Source data.
◇ ◇ ◇ ◇ ◇ ◇ ◇
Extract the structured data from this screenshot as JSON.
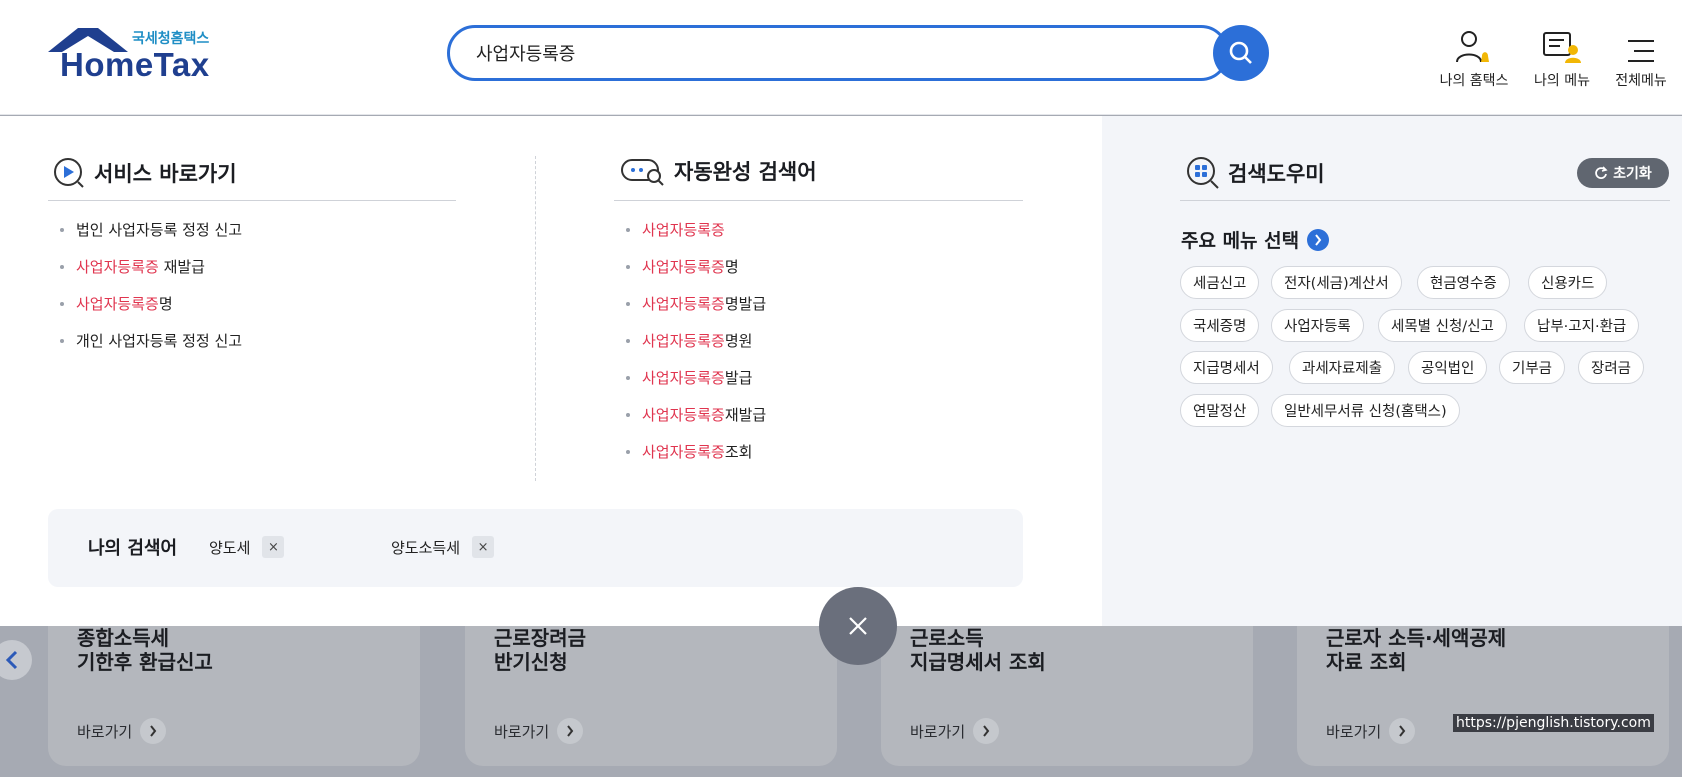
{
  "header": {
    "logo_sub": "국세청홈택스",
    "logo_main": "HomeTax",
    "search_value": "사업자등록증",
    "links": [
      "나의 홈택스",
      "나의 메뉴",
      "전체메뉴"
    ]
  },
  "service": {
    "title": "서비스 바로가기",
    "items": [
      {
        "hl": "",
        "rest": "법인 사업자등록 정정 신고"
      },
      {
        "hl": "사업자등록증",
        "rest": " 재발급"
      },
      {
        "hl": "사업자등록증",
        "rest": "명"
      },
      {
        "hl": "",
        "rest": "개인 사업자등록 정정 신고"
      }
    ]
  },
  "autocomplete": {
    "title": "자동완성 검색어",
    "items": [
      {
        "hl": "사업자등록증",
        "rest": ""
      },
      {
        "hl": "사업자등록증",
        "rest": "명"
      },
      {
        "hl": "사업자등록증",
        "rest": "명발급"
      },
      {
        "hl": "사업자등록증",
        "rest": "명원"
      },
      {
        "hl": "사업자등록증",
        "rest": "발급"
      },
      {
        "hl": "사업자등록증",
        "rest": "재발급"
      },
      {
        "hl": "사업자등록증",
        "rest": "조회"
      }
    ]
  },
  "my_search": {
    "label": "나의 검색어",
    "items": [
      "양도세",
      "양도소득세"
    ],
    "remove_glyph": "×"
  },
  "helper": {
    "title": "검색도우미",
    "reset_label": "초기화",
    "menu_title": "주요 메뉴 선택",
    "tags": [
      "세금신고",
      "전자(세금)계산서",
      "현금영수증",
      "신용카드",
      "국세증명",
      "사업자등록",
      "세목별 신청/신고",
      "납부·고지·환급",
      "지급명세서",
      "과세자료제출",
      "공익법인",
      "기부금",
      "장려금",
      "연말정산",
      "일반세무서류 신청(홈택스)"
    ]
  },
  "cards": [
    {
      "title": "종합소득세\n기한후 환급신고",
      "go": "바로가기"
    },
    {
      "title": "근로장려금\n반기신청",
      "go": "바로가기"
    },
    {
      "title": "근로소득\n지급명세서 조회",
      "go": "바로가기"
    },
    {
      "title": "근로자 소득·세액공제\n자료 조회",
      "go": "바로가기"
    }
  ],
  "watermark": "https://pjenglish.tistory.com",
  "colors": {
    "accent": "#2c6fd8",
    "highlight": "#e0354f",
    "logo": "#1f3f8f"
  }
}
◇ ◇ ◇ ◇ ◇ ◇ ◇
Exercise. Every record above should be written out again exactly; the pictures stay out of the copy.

Your solution.
Extract the structured data from this screenshot as JSON.
{
  "header": {
    "logo_sub": "국세청홈택스",
    "logo_main": "HomeTax",
    "search_value": "사업자등록증",
    "links": [
      "나의 홈택스",
      "나의 메뉴",
      "전체메뉴"
    ]
  },
  "service": {
    "title": "서비스 바로가기",
    "items": [
      {
        "hl": "",
        "rest": "법인 사업자등록 정정 신고"
      },
      {
        "hl": "사업자등록증",
        "rest": " 재발급"
      },
      {
        "hl": "사업자등록증",
        "rest": "명"
      },
      {
        "hl": "",
        "rest": "개인 사업자등록 정정 신고"
      }
    ]
  },
  "autocomplete": {
    "title": "자동완성 검색어",
    "items": [
      {
        "hl": "사업자등록증",
        "rest": ""
      },
      {
        "hl": "사업자등록증",
        "rest": "명"
      },
      {
        "hl": "사업자등록증",
        "rest": "명발급"
      },
      {
        "hl": "사업자등록증",
        "rest": "명원"
      },
      {
        "hl": "사업자등록증",
        "rest": "발급"
      },
      {
        "hl": "사업자등록증",
        "rest": "재발급"
      },
      {
        "hl": "사업자등록증",
        "rest": "조회"
      }
    ]
  },
  "my_search": {
    "label": "나의 검색어",
    "items": [
      "양도세",
      "양도소득세"
    ],
    "remove_glyph": "×"
  },
  "helper": {
    "title": "검색도우미",
    "reset_label": "초기화",
    "menu_title": "주요 메뉴 선택",
    "tags": [
      "세금신고",
      "전자(세금)계산서",
      "현금영수증",
      "신용카드",
      "국세증명",
      "사업자등록",
      "세목별 신청/신고",
      "납부·고지·환급",
      "지급명세서",
      "과세자료제출",
      "공익법인",
      "기부금",
      "장려금",
      "연말정산",
      "일반세무서류 신청(홈택스)"
    ]
  },
  "cards": [
    {
      "title": "종합소득세\n기한후 환급신고",
      "go": "바로가기"
    },
    {
      "title": "근로장려금\n반기신청",
      "go": "바로가기"
    },
    {
      "title": "근로소득\n지급명세서 조회",
      "go": "바로가기"
    },
    {
      "title": "근로자 소득·세액공제\n자료 조회",
      "go": "바로가기"
    }
  ],
  "watermark": "https://pjenglish.tistory.com",
  "colors": {
    "accent": "#2c6fd8",
    "highlight": "#e0354f",
    "logo": "#1f3f8f"
  }
}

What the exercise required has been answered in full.